> **What to work on**:
Whenever a line in the listing below holds the string "title", include it in the count. Say how many such lines there are and nothing more.

═══ Given entries ═══

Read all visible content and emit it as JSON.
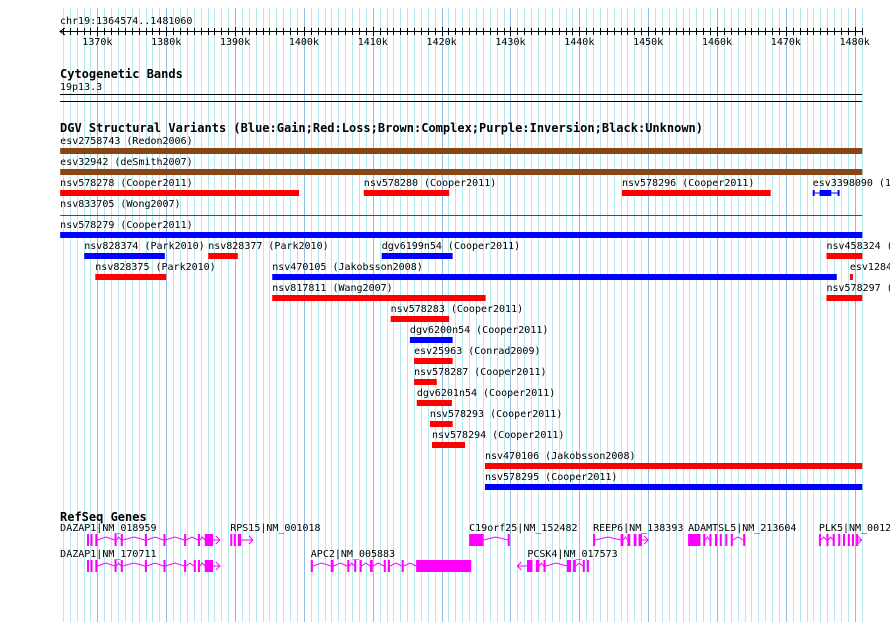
{
  "view": {
    "range_label": "chr19:1364574..1481060",
    "start_kb": 1364.574,
    "end_kb": 1481.06,
    "tick_labels": [
      "1370k",
      "1380k",
      "1390k",
      "1400k",
      "1410k",
      "1420k",
      "1430k",
      "1440k",
      "1450k",
      "1460k",
      "1470k",
      "1480k"
    ]
  },
  "colors": {
    "gain": "#0000ff",
    "loss": "#ff0000",
    "complex": "#8b4513",
    "gene": "#ff00ff",
    "grid_minor": "#b4e9f0",
    "grid_major": "#8fbde3"
  },
  "cytoband": {
    "title": "Cytogenetic Bands",
    "band": "19p13.3"
  },
  "dgv": {
    "title": "DGV Structural Variants (Blue:Gain;Red:Loss;Brown:Complex;Purple:Inversion;Black:Unknown)",
    "rows": [
      [
        {
          "label": "esv2758743 (Redon2006)",
          "type": "complex",
          "start": 1364.6,
          "end": 1481.1
        }
      ],
      [
        {
          "label": "esv32942 (deSmith2007)",
          "type": "complex",
          "start": 1364.6,
          "end": 1481.1
        }
      ],
      [
        {
          "label": "nsv578278 (Cooper2011)",
          "type": "loss",
          "start": 1364.6,
          "end": 1399.3
        },
        {
          "label": "nsv578280 (Cooper2011)",
          "type": "loss",
          "start": 1408.7,
          "end": 1421.1
        },
        {
          "label": "nsv578296 (Cooper2011)",
          "type": "loss",
          "start": 1446.2,
          "end": 1467.8
        },
        {
          "label": "esv3398090 (1",
          "type": "gain",
          "start": 1473.9,
          "end": 1477.8,
          "thick_start": 1474.9,
          "thick_end": 1476.6
        }
      ],
      [
        {
          "label": "nsv833705 (Wong2007)",
          "type": "loss",
          "start": 1364.6,
          "end": 1481.1,
          "thin": true
        }
      ],
      [
        {
          "label": "nsv578279 (Cooper2011)",
          "type": "gain",
          "start": 1364.6,
          "end": 1481.1
        }
      ],
      [
        {
          "label": "nsv828374 (Park2010)",
          "type": "gain",
          "start": 1368.1,
          "end": 1379.8
        },
        {
          "label": "nsv828377 (Park2010)",
          "type": "loss",
          "start": 1386.1,
          "end": 1390.4
        },
        {
          "label": "dgv6199n54 (Cooper2011)",
          "type": "gain",
          "start": 1411.3,
          "end": 1421.6
        },
        {
          "label": "nsv458324 (",
          "type": "loss",
          "start": 1475.9,
          "end": 1481.1
        }
      ],
      [
        {
          "label": "nsv828375 (Park2010)",
          "type": "loss",
          "start": 1369.7,
          "end": 1380.0
        },
        {
          "label": "nsv470105 (Jakobsson2008)",
          "type": "gain",
          "start": 1395.4,
          "end": 1477.4
        },
        {
          "label": "esv1284",
          "type": "loss",
          "start": 1479.3,
          "end": 1479.7
        }
      ],
      [
        {
          "label": "nsv817811 (Wang2007)",
          "type": "loss",
          "start": 1395.4,
          "end": 1426.4
        },
        {
          "label": "nsv578297 (",
          "type": "loss",
          "start": 1475.9,
          "end": 1481.1
        }
      ],
      [
        {
          "label": "nsv578283 (Cooper2011)",
          "type": "loss",
          "start": 1412.6,
          "end": 1421.1
        }
      ],
      [
        {
          "label": "dgv6200n54 (Cooper2011)",
          "type": "gain",
          "start": 1415.4,
          "end": 1421.6
        }
      ],
      [
        {
          "label": "esv25963 (Conrad2009)",
          "type": "loss",
          "start": 1416.0,
          "end": 1421.6
        }
      ],
      [
        {
          "label": "nsv578287 (Cooper2011)",
          "type": "loss",
          "start": 1416.0,
          "end": 1419.3
        }
      ],
      [
        {
          "label": "dgv6201n54 (Cooper2011)",
          "type": "loss",
          "start": 1416.4,
          "end": 1421.5
        }
      ],
      [
        {
          "label": "nsv578293 (Cooper2011)",
          "type": "loss",
          "start": 1418.3,
          "end": 1421.6
        }
      ],
      [
        {
          "label": "nsv578294 (Cooper2011)",
          "type": "loss",
          "start": 1418.6,
          "end": 1423.4
        }
      ],
      [
        {
          "label": "nsv470106 (Jakobsson2008)",
          "type": "loss",
          "start": 1426.3,
          "end": 1481.1
        }
      ],
      [
        {
          "label": "nsv578295 (Cooper2011)",
          "type": "gain",
          "start": 1426.3,
          "end": 1481.1
        }
      ]
    ]
  },
  "refseq": {
    "title": "RefSeq Genes",
    "rows": [
      [
        {
          "label": "DAZAP1|NM_018959",
          "strand": "+",
          "start": 1364.6,
          "end": 1387.8,
          "exons": [
            [
              1368.5,
              1368.8
            ],
            [
              1369.0,
              1369.3
            ],
            [
              1369.7,
              1370.0
            ],
            [
              1372.5,
              1372.8
            ],
            [
              1373.4,
              1373.7
            ],
            [
              1376.9,
              1377.2
            ],
            [
              1379.6,
              1379.9
            ],
            [
              1382.6,
              1382.9
            ],
            [
              1384.6,
              1384.9
            ],
            [
              1385.6,
              1386.8
            ]
          ]
        },
        {
          "label": "RPS15|NM_001018",
          "strand": "+",
          "start": 1389.3,
          "end": 1392.6,
          "exons": [
            [
              1389.3,
              1389.6
            ],
            [
              1389.8,
              1390.1
            ],
            [
              1390.4,
              1390.9
            ]
          ]
        },
        {
          "label": "C19orf25|NM_152482",
          "strand": "",
          "start": 1424.0,
          "end": 1429.9,
          "exons": [
            [
              1424.0,
              1426.1
            ],
            [
              1429.6,
              1429.9
            ]
          ]
        },
        {
          "label": "REEP6|NM_138393",
          "strand": "+",
          "start": 1442.0,
          "end": 1450.0,
          "exons": [
            [
              1442.0,
              1442.3
            ],
            [
              1446.0,
              1446.4
            ],
            [
              1447.0,
              1447.4
            ],
            [
              1447.9,
              1448.3
            ],
            [
              1448.6,
              1449.1
            ]
          ]
        },
        {
          "label": "ADAMTSL5|NM_213604",
          "strand": "",
          "start": 1455.8,
          "end": 1464.0,
          "exons": [
            [
              1455.8,
              1457.6
            ],
            [
              1458.0,
              1458.3
            ],
            [
              1458.9,
              1459.2
            ],
            [
              1459.7,
              1460.0
            ],
            [
              1460.4,
              1460.7
            ],
            [
              1461.2,
              1461.5
            ],
            [
              1462.0,
              1462.3
            ],
            [
              1463.8,
              1464.0
            ]
          ]
        },
        {
          "label": "PLK5|NM_0012",
          "strand": "+",
          "start": 1474.8,
          "end": 1481.0,
          "exons": [
            [
              1474.8,
              1475.1
            ],
            [
              1475.9,
              1476.2
            ],
            [
              1476.8,
              1477.1
            ],
            [
              1477.6,
              1477.9
            ],
            [
              1478.3,
              1478.6
            ],
            [
              1479.0,
              1479.3
            ],
            [
              1479.6,
              1479.9
            ],
            [
              1480.2,
              1480.5
            ]
          ]
        }
      ],
      [
        {
          "label": "DAZAP1|NM_170711",
          "strand": "+",
          "start": 1364.6,
          "end": 1387.8,
          "exons": [
            [
              1368.5,
              1368.8
            ],
            [
              1369.0,
              1369.3
            ],
            [
              1369.7,
              1370.0
            ],
            [
              1372.5,
              1372.8
            ],
            [
              1373.4,
              1373.7
            ],
            [
              1376.9,
              1377.2
            ],
            [
              1379.6,
              1379.9
            ],
            [
              1382.6,
              1382.9
            ],
            [
              1384.0,
              1384.3
            ],
            [
              1384.6,
              1384.9
            ],
            [
              1385.6,
              1386.8
            ]
          ]
        },
        {
          "label": "APC2|NM_005883",
          "strand": "",
          "start": 1401.0,
          "end": 1424.3,
          "exons": [
            [
              1401.0,
              1401.3
            ],
            [
              1403.9,
              1404.3
            ],
            [
              1406.3,
              1406.6
            ],
            [
              1407.3,
              1407.6
            ],
            [
              1408.1,
              1408.4
            ],
            [
              1409.6,
              1410.0
            ],
            [
              1411.6,
              1411.9
            ],
            [
              1412.2,
              1412.5
            ],
            [
              1414.2,
              1414.5
            ],
            [
              1416.3,
              1424.3
            ]
          ]
        },
        {
          "label": "PCSK4|NM_017573",
          "strand": "-",
          "start": 1431.0,
          "end": 1441.4,
          "exons": [
            [
              1432.4,
              1433.2
            ],
            [
              1433.7,
              1434.2
            ],
            [
              1434.8,
              1435.1
            ],
            [
              1438.2,
              1438.8
            ],
            [
              1439.1,
              1439.5
            ],
            [
              1440.5,
              1440.8
            ],
            [
              1441.1,
              1441.4
            ]
          ]
        }
      ]
    ]
  }
}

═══

> **Output**:
3